__What you need to do__. Print the records below once again, exactly as they were given.
= Beginning of Section =
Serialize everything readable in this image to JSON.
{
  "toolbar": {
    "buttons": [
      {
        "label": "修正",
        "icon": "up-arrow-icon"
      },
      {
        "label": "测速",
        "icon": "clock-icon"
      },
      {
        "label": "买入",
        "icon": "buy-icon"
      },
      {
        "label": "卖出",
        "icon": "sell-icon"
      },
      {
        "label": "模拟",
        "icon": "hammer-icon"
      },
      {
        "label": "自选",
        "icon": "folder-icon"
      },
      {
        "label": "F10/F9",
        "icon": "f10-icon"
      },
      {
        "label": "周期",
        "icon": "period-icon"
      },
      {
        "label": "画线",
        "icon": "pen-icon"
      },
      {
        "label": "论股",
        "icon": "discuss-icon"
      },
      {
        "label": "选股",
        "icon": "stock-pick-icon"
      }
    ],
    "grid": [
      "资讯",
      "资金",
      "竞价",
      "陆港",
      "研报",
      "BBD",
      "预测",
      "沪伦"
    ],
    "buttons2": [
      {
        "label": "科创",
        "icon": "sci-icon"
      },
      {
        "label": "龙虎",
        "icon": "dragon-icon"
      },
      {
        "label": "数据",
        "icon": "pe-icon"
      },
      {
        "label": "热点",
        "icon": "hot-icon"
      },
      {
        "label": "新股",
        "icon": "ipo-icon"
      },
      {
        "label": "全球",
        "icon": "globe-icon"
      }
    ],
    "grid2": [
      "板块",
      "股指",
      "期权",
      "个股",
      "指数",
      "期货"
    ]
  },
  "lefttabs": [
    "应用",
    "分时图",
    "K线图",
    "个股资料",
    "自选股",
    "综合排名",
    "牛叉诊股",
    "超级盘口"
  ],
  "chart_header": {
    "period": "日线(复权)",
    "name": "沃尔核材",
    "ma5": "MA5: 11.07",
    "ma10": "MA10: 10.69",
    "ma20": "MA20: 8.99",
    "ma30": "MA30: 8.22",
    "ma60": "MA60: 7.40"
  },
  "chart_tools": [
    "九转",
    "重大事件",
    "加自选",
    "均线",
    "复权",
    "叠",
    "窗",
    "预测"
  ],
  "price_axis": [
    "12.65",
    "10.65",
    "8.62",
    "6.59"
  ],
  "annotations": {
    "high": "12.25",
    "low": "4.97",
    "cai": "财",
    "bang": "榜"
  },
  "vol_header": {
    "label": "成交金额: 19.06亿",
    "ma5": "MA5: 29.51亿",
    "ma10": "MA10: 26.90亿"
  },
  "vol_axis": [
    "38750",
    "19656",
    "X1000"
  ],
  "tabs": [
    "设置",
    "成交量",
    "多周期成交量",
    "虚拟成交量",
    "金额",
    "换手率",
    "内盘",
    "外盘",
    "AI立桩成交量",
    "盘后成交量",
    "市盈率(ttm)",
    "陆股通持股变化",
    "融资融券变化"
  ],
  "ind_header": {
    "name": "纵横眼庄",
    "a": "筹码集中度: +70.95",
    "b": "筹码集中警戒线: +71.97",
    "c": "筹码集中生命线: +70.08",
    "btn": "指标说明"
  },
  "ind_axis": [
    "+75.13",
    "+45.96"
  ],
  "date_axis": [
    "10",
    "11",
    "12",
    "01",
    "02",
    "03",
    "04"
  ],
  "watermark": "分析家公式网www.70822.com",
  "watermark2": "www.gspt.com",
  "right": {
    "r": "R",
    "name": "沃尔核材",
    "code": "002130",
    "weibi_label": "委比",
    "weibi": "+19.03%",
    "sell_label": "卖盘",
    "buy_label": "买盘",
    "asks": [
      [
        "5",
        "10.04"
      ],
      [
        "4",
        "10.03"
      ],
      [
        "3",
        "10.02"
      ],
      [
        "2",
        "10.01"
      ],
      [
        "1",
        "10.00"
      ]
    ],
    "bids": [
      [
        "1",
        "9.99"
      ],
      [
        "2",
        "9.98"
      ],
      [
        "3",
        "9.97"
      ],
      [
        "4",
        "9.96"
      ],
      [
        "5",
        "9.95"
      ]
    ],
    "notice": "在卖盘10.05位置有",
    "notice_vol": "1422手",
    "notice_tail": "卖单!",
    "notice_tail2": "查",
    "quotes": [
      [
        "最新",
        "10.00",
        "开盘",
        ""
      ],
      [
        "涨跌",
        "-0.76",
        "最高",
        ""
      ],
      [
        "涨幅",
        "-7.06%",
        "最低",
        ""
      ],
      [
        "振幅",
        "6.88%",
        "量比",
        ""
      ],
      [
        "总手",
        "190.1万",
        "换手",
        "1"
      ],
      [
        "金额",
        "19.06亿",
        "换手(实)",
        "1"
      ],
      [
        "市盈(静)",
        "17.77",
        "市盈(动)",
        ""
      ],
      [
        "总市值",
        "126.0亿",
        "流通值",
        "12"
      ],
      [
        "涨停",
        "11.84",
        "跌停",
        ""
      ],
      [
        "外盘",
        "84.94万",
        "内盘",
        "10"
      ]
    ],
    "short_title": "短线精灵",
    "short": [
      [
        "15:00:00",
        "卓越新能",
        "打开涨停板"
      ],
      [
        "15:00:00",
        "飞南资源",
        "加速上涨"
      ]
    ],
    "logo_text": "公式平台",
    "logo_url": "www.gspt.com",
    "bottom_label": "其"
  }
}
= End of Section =
__Exercise solution__.
Serialize everything readable in this image to JSON.
{
  "toolbar": {
    "buttons": [
      {
        "label": "修正",
        "icon": "up-arrow-icon"
      },
      {
        "label": "测速",
        "icon": "clock-icon"
      },
      {
        "label": "买入",
        "icon": "buy-icon"
      },
      {
        "label": "卖出",
        "icon": "sell-icon"
      },
      {
        "label": "模拟",
        "icon": "hammer-icon"
      },
      {
        "label": "自选",
        "icon": "folder-icon"
      },
      {
        "label": "F10/F9",
        "icon": "f10-icon"
      },
      {
        "label": "周期",
        "icon": "period-icon"
      },
      {
        "label": "画线",
        "icon": "pen-icon"
      },
      {
        "label": "论股",
        "icon": "discuss-icon"
      },
      {
        "label": "选股",
        "icon": "stock-pick-icon"
      }
    ],
    "grid": [
      "资讯",
      "资金",
      "竞价",
      "陆港",
      "研报",
      "BBD",
      "预测",
      "沪伦"
    ],
    "buttons2": [
      {
        "label": "科创",
        "icon": "sci-icon"
      },
      {
        "label": "龙虎",
        "icon": "dragon-icon"
      },
      {
        "label": "数据",
        "icon": "pe-icon"
      },
      {
        "label": "热点",
        "icon": "hot-icon"
      },
      {
        "label": "新股",
        "icon": "ipo-icon"
      },
      {
        "label": "全球",
        "icon": "globe-icon"
      }
    ],
    "grid2": [
      "板块",
      "股指",
      "期权",
      "个股",
      "指数",
      "期货"
    ]
  },
  "lefttabs": [
    "应用",
    "分时图",
    "K线图",
    "个股资料",
    "自选股",
    "综合排名",
    "牛叉诊股",
    "超级盘口"
  ],
  "chart_header": {
    "period": "日线(复权)",
    "name": "沃尔核材",
    "ma5": "MA5: 11.07",
    "ma10": "MA10: 10.69",
    "ma20": "MA20: 8.99",
    "ma30": "MA30: 8.22",
    "ma60": "MA60: 7.40"
  },
  "chart_tools": [
    "九转",
    "重大事件",
    "加自选",
    "均线",
    "复权",
    "叠",
    "窗",
    "预测"
  ],
  "price_axis": [
    "12.65",
    "10.65",
    "8.62",
    "6.59"
  ],
  "annotations": {
    "high": "12.25",
    "low": "4.97",
    "cai": "财",
    "bang": "榜"
  },
  "vol_header": {
    "label": "成交金额: 19.06亿",
    "ma5": "MA5: 29.51亿",
    "ma10": "MA10: 26.90亿"
  },
  "vol_axis": [
    "38750",
    "19656",
    "X1000"
  ],
  "tabs": [
    "设置",
    "成交量",
    "多周期成交量",
    "虚拟成交量",
    "金额",
    "换手率",
    "内盘",
    "外盘",
    "AI立桩成交量",
    "盘后成交量",
    "市盈率(ttm)",
    "陆股通持股变化",
    "融资融券变化"
  ],
  "ind_header": {
    "name": "纵横眼庄",
    "a": "筹码集中度: +70.95",
    "b": "筹码集中警戒线: +71.97",
    "c": "筹码集中生命线: +70.08",
    "btn": "指标说明"
  },
  "ind_axis": [
    "+75.13",
    "+45.96"
  ],
  "date_axis": [
    "10",
    "11",
    "12",
    "01",
    "02",
    "03",
    "04"
  ],
  "watermark": "分析家公式网www.70822.com",
  "watermark2": "www.gspt.com",
  "right": {
    "r": "R",
    "name": "沃尔核材",
    "code": "002130",
    "weibi_label": "委比",
    "weibi": "+19.03%",
    "sell_label": "卖盘",
    "buy_label": "买盘",
    "asks": [
      [
        "5",
        "10.04"
      ],
      [
        "4",
        "10.03"
      ],
      [
        "3",
        "10.02"
      ],
      [
        "2",
        "10.01"
      ],
      [
        "1",
        "10.00"
      ]
    ],
    "bids": [
      [
        "1",
        "9.99"
      ],
      [
        "2",
        "9.98"
      ],
      [
        "3",
        "9.97"
      ],
      [
        "4",
        "9.96"
      ],
      [
        "5",
        "9.95"
      ]
    ],
    "notice": "在卖盘10.05位置有",
    "notice_vol": "1422手",
    "notice_tail": "卖单!",
    "notice_tail2": "查",
    "quotes": [
      [
        "最新",
        "10.00",
        "开盘",
        ""
      ],
      [
        "涨跌",
        "-0.76",
        "最高",
        ""
      ],
      [
        "涨幅",
        "-7.06%",
        "最低",
        ""
      ],
      [
        "振幅",
        "6.88%",
        "量比",
        ""
      ],
      [
        "总手",
        "190.1万",
        "换手",
        "1"
      ],
      [
        "金额",
        "19.06亿",
        "换手(实)",
        "1"
      ],
      [
        "市盈(静)",
        "17.77",
        "市盈(动)",
        ""
      ],
      [
        "总市值",
        "126.0亿",
        "流通值",
        "12"
      ],
      [
        "涨停",
        "11.84",
        "跌停",
        ""
      ],
      [
        "外盘",
        "84.94万",
        "内盘",
        "10"
      ]
    ],
    "short_title": "短线精灵",
    "short": [
      [
        "15:00:00",
        "卓越新能",
        "打开涨停板"
      ],
      [
        "15:00:00",
        "飞南资源",
        "加速上涨"
      ]
    ],
    "logo_text": "公式平台",
    "logo_url": "www.gspt.com",
    "bottom_label": "其"
  }
}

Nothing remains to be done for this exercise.